*Head-on shrimp are available in Chinatown, of course. These shrimp come from Fish Tales, down the road. I haven't shopped in Chinatown for a while. The first time I bought shrimp there they were still alive and one leaped out of the bag back in the kitchen on Flatbush Avenue, when I lowered it to the floor to show the cat. Before I could blink the cat had leaped on the shrimp and swallowed it. Within minutes, though, the cat grew contemplative, and then troubled, and very soon the shrimp was returned, intact, to the floor. The cat looked at it, disgusted.

I keep shrimp shells, and freeze them in little bags, against the day when I need to make a strong and rich fish broth for bouillabaisse. Nothing like shrimp shells for flavour.

There endeth the lesson. Happy Saturday. Go forth and grill.

Friday, June 22, 2012


On the roof I watched it coming in from the southwest, over Jersey, over New York Harbor, beyond Governor's Island.

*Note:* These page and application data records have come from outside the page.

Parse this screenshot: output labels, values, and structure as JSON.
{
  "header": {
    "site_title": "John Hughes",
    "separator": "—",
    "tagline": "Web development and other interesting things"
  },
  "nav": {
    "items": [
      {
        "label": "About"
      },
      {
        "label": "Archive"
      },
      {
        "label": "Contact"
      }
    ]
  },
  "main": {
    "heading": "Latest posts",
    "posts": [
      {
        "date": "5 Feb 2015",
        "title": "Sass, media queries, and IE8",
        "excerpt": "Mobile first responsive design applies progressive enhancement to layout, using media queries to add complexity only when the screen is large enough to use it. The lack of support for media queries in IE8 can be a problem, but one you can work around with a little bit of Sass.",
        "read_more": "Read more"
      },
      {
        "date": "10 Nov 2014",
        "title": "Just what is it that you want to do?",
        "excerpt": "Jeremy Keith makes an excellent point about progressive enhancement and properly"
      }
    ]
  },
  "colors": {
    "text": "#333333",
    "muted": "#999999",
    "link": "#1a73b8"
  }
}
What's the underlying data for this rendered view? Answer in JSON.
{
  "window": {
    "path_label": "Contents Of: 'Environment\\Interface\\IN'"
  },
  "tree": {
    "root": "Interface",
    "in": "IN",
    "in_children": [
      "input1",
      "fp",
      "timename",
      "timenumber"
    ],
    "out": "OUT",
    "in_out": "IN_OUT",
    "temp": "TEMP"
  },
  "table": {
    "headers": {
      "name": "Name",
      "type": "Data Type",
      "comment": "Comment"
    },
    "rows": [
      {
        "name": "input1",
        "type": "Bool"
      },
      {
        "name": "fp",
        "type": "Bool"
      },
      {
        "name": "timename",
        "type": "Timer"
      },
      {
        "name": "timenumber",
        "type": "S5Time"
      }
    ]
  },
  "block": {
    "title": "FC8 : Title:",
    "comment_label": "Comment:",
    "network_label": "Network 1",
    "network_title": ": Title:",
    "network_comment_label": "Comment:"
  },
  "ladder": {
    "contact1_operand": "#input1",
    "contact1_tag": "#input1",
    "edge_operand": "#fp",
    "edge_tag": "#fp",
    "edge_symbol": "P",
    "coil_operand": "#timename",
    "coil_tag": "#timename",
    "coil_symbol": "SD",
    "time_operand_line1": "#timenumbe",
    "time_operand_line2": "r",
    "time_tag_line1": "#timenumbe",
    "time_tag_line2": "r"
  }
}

After five minutes of this the first fat drops fell on the roof, and I disappeared down the hatch, battening it behind me. Then it burst over our heads. Thunder that penetrated to the bone and rattled the teeth. One of the lightning strikes was loud and so close that I jumped and lost the memory card I was holding. It's still missing. Rain sweeping from the west and then wheeling to fly in through the open door, from the east. I suppose this is what one expects after the intense and sullen heat of the last two days, but it is still very gratifying.

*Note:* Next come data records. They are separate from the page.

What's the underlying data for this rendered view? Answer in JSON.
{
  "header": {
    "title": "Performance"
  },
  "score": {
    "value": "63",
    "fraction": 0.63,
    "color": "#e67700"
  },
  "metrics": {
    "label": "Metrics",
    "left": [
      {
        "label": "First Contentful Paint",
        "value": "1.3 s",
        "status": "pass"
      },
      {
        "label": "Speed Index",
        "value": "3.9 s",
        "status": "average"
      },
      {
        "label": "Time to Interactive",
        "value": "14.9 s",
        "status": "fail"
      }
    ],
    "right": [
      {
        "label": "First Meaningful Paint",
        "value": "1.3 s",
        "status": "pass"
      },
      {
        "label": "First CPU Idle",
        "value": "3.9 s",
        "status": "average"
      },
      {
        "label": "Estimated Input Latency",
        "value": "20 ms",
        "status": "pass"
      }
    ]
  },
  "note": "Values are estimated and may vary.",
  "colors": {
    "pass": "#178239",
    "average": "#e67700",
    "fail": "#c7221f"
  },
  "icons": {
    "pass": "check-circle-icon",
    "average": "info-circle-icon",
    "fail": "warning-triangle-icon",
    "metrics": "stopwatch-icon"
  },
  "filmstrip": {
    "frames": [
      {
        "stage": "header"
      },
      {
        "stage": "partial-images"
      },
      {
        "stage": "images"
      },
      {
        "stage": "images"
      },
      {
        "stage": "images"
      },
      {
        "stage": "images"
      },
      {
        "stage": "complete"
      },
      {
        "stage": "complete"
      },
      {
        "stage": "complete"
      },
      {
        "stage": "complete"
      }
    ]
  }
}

That was a long line of storms. This is the weather map from Who are still posting the wrong temperature.

The temperature has dropped, according to intellicast, by almost 20 degrees, from 92'F to 73'F. 


It is a beautiful silence, without the roar of the air conditioner.

Interesting thing about the cat. While I jumped every time lightning struck, he dozed. He is unfazed by thunder and by fireworks, which we hear often. Perhaps because he grew up in Manhattan, which is noisy and used to storms. All the South African pets I've known have been driven demented by rockets and storms, even hard rain (well, my parents do have a corrugated iron-hybrid roof, which amplifies rain).

What do your pets do?

Day lily season

Maybe we'll ride up to Inwood on Sunday to gather day lilies, and maybe we won't.

If you have a local flock of Hemerocallis fulva and would not mind parting with some buds, let me know.

Thursday, June 21, 2012

The longest day

Yesterday: At last there was some action on the roof farm. The first Cocozelle squash (basically a zucchini on steroids) is beginning to show its racing stripes.

A German Striped tomato appeared.

A Tatuma squash - quite tiny - is developing.

I dug out my pot of potatoes.

Vince and I sat, far hotter than we felt like being, and sipped cold G and T's as the sun - still high well past 6.30pm - sliding down the glaring sky. 

An hour later we watched it, a red and sinking balloon, dip below the horizon, beyond Jersey. The longest day. All gone. The heat still a cloud wrapped around us. Our picnic? Tuna mousse, ajo blanco (almond and garlic soup) with ice and grapes, and a spicy mango salad.

Wednesday, June 20, 2012

Stories kitchens tell...

Do you ever have days like this?

Cool against the Sizzle

These cool, late afternoon pictures belie the heat situation. Today is our first superhot summer day since, oh...when did we have that bizarre heatwave? March? 

Right now the gravel on the terrace is baking, too hot for bare feet, that geranium (Rozanne) is drooping, and the jewelweed Impatiens capensis, lifted as one seedling from Inwood Hill Park two springs ago, now selfseeding and voluntary), below, has flopped its leaves, asking if I did not get the memo about it being a dappled forest shade plant? 

It is currently 31'C/88'F and will reach about 36'/96'F.  More of the same tomorrow.

Yes. The holes. Guess who came to dinner?

Well, guess who came for lumber, really, not dinner: The leafcutter bees use the leafbits for nests. Usually it is the roses they cut, but not this time. I wonder why.

The new air conditioner is cranked and is A-OK, the cat is unzipping his fur, and by a day's end I must come up with ideas for a cold supper.

Perhaps a wobbly tuna mousse.